8 Tips to Helping Middle School Students Deal with Bullying
The internet has brought the old problem of bullying into a new age as social media networks provide new opportunities for people who enjoy putting others down. At Randolph-Macon Academy Middle School, we choose to be proactive about the subject. Our students sign an anti-bullying pledge and the topic is addressed in both mentoring and through guest speakers. With a small school community, we can head off potential issues and keep a careful watch on relationships.
Still, while that provides a great environment for our students, there are many students who are not in such a safe school. I’m reminded by my own daughter’s day-to-day experiences (she is still in elementary school) that we as parents need to be watchful and prepared. So I asked Middle School teacher Mike Mellish and R-MA’s clinical counselor Dr. Connie Richards to share their advice for dealing with bullying—and while I asked them for advice in helping middle school-aged students, the advice they gave really applies to almost any age:
- Listen! Take what they are saying seriously -- it's not just a phase. Listening and taking them seriously is the best place to start.
- Recognize the signs-- One of the most difficult and humiliating times in a child's life can be admitting to being bullied. It is important for parents, teachers, and mentors to watch for a child who becomes withdrawn, depressed, or suddenly develops an aversion to certain activities they used to enjoy. It could be that a child exhibiting these new-found traits might be the victim of bullying.

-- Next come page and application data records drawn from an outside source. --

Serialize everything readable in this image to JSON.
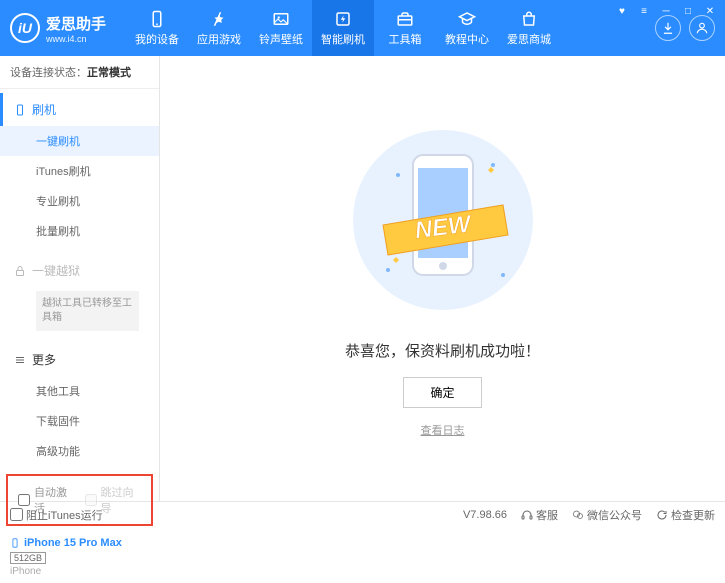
{
  "app": {
    "title": "爱思助手",
    "subtitle": "www.i4.cn",
    "logoLetter": "iU"
  },
  "nav": {
    "items": [
      {
        "label": "我的设备"
      },
      {
        "label": "应用游戏"
      },
      {
        "label": "铃声壁纸"
      },
      {
        "label": "智能刷机"
      },
      {
        "label": "工具箱"
      },
      {
        "label": "教程中心"
      },
      {
        "label": "爱思商城"
      }
    ],
    "activeIndex": 3
  },
  "status": {
    "prefix": "设备连接状态：",
    "mode": "正常模式"
  },
  "sidebar": {
    "flash": {
      "header": "刷机",
      "items": [
        "一键刷机",
        "iTunes刷机",
        "专业刷机",
        "批量刷机"
      ],
      "activeIndex": 0
    },
    "jailbreak": {
      "header": "一键越狱",
      "notice": "越狱工具已转移至工具箱"
    },
    "more": {
      "header": "更多",
      "items": [
        "其他工具",
        "下载固件",
        "高级功能"
      ]
    }
  },
  "checkboxes": {
    "autoActivate": "自动激活",
    "skipGuide": "跳过向导"
  },
  "device": {
    "name": "iPhone 15 Pro Max",
    "storage": "512GB",
    "type": "iPhone"
  },
  "main": {
    "newBadge": "NEW",
    "successText": "恭喜您，保资料刷机成功啦！",
    "okButton": "确定",
    "viewLog": "查看日志"
  },
  "footer": {
    "blockItunes": "阻止iTunes运行",
    "version": "V7.98.66",
    "support": "客服",
    "wechat": "微信公众号",
    "checkUpdate": "检查更新"
  }
}
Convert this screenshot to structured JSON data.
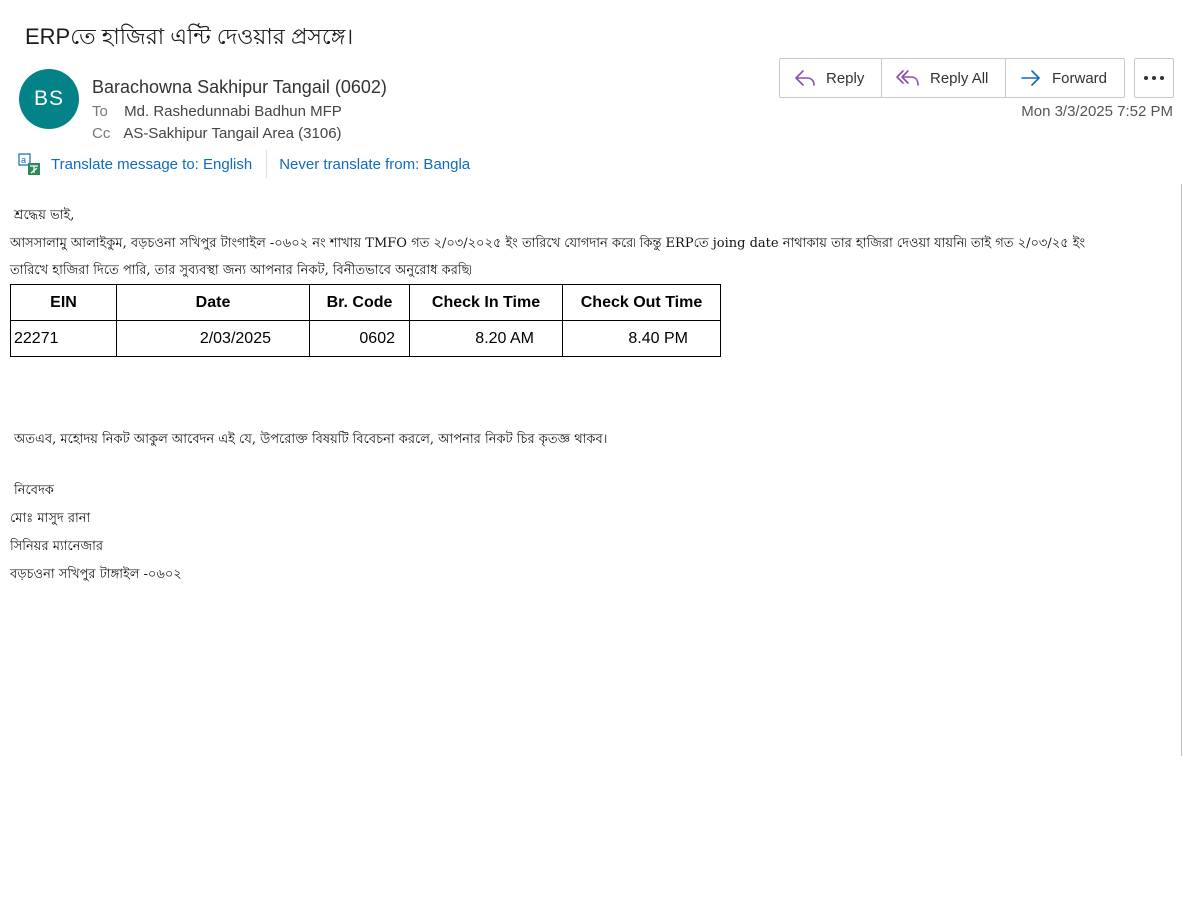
{
  "email": {
    "subject": "ERPতে হাজিরা এন্টি দেওয়ার প্রসঙ্গে।",
    "avatar_initials": "BS",
    "avatar_color": "#038387",
    "sender": "Barachowna Sakhipur Tangail (0602)",
    "to_label": "To",
    "to": "Md. Rashedunnabi Badhun MFP",
    "cc_label": "Cc",
    "cc": "AS-Sakhipur Tangail Area (3106)",
    "date": "Mon 3/3/2025 7:52 PM"
  },
  "actions": {
    "reply": "Reply",
    "reply_all": "Reply All",
    "forward": "Forward",
    "icon_color": "#8a4fae",
    "forward_icon_color": "#0f6cbd"
  },
  "translate": {
    "translate_link": "Translate message to: English",
    "never_link": "Never translate from: Bangla",
    "link_color": "#0f6cbd"
  },
  "body": {
    "greeting": "শ্রদ্ধেয় ভাই,",
    "para_line1": "আসসালামু আলাইকুম, বড়চওনা সখিপুর টাংগাইল -০৬০২ নং শাখায় TMFO গত ২/০৩/২০২৫ ইং তারিখে যোগদান করে৷ কিন্তু ERPতে joing date নাথাকায় তার হাজিরা দেওয়া যায়নি৷ তাই গত ২/০৩/২৫ ইং",
    "para_line2": "তারিখে  হাজিরা দিতে পারি, তার সুব্যবস্থা জন্য আপনার নিকট,  বিনীতভাবে অনুরোধ করছি৷",
    "table": {
      "headers": [
        "EIN",
        "Date",
        "Br. Code",
        "Check In Time",
        "Check Out Time"
      ],
      "rows": [
        [
          "22271",
          "2/03/2025",
          "0602",
          "8.20 AM",
          "8.40 PM"
        ]
      ]
    },
    "closing": "অতএব, মহোদয় নিকট আকুল আবেদন এই যে, উপরোক্ত বিষয়টি বিবেচনা করলে, আপনার নিকট চির কৃতজ্ঞ থাকব।",
    "signature": {
      "line1": "নিবেদক",
      "line2": "মোঃ মাসুদ রানা",
      "line3": "সিনিয়র ম্যানেজার",
      "line4": "বড়চওনা সখিপুর টাঙ্গাইল -০৬০২"
    }
  }
}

- Help your child learn how to solve the issue/problem themselves if they are not in danger of being physically harmed. Teach them the skills they need--these will be lifelong. Give them words they can say and then role-play with them. We don't necessarily have to solve every problem for them, but we do need to teach the skills they need.
- Get other adults involved if necessary -- teacher, coach, principal, etc.
- Always address it immediately, especially if there has been physical violence -- this can be a criminal offense.
- Be aware--Although emotional violence is equally as concerning, it's not always "visible"—so remember to go back to #1 and #2 regularly.
- Console and encourage--Remind the target of bullying that they are not alone and that the majority of people on Earth at some point will be the target of some form of discrimination. Let them know that the longer it takes them to reach out for help, the longer their problem will fester emotionally.
- Research. “There are lots of great websites about what parents and kids can do, just google ‘bullying,’" said Dr. Richards.
Have a great week…and don’t forget to listen!